  11. U.S. Environmental Protection Agency, “Superfund: CERCLA Overview,” accessed March 23, 2021, https://www.epa.gov/superfund/superfund-cercla-overview.
  12. U.S. Green Building Council, “Leed Rating System,” accessed Nov. 20, 2020, https://www.usgbc.org/leed.
The front facade of the Supreme Court of the United States in Washington, DC.
ian-hutchinson-U8WfiRpsQ7Y-unsplash.jpg_master

Agenda for America

Resources for federal, state, and local decision-makers

Quick View

Data-driven policymaking is not just a tool for finding new solutions for emerging challenges, it makes government more effective and better able to serve the public interest.

Lightbulbs
Lightbulbs

States of Innovation

Data-driven state policy innovations across America

Quick View

Data-driven policymaking is not just a tool for finding new solutions for difficult challenges.

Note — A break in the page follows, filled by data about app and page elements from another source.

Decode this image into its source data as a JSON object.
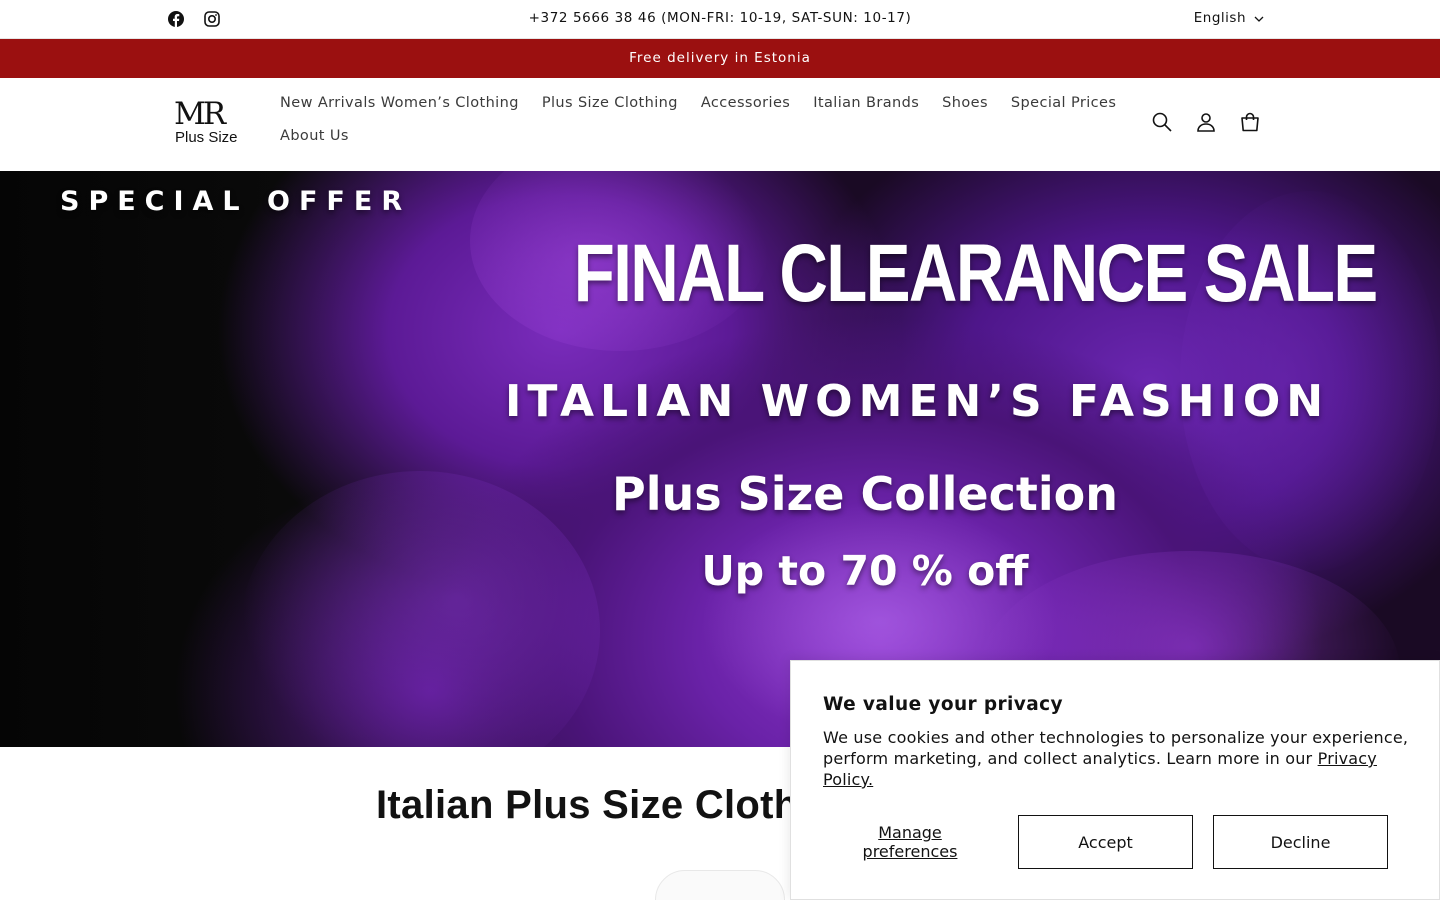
{
  "utility_bar": {
    "social_icons": [
      "facebook-icon",
      "instagram-icon"
    ],
    "phone": "+372 5666 38 46 (MON-FRI: 10-19, SAT-SUN: 10-17)",
    "language": "English"
  },
  "announcement": {
    "text": "Free delivery in Estonia"
  },
  "header": {
    "logo": {
      "main": "MR",
      "sub": "Plus Size"
    },
    "nav": [
      {
        "label": "New Arrivals Women’s Clothing"
      },
      {
        "label": "Plus Size Clothing"
      },
      {
        "label": "Accessories"
      },
      {
        "label": "Italian Brands"
      },
      {
        "label": "Shoes"
      },
      {
        "label": "Special Prices"
      },
      {
        "label": "About Us"
      }
    ],
    "icons": [
      "search-icon",
      "account-icon",
      "cart-icon"
    ]
  },
  "hero": {
    "eyebrow": "SPECIAL OFFER",
    "headline": "FINAL CLEARANCE SALE",
    "subheadline": "ITALIAN WOMEN’S FASHION",
    "collection": "Plus Size Collection",
    "discount": "Up to 70 % off"
  },
  "section": {
    "title": "Italian Plus Size Clothi"
  },
  "cookie_banner": {
    "title": "We value your privacy",
    "body": "We use cookies and other technologies to personalize your experience, perform marketing, and collect analytics. Learn more in our ",
    "link": "Privacy Policy.",
    "manage": "Manage preferences",
    "accept": "Accept",
    "decline": "Decline"
  },
  "colors": {
    "announcement_bg": "#9b1010",
    "hero_accent": "#7a2cbc",
    "text": "#121212"
  }
}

When states serve their traditional role as laboratories of innovation, they increase the American people’s confidence that the government they choose—no matter the size—can be effective, responsive, and in the public interest.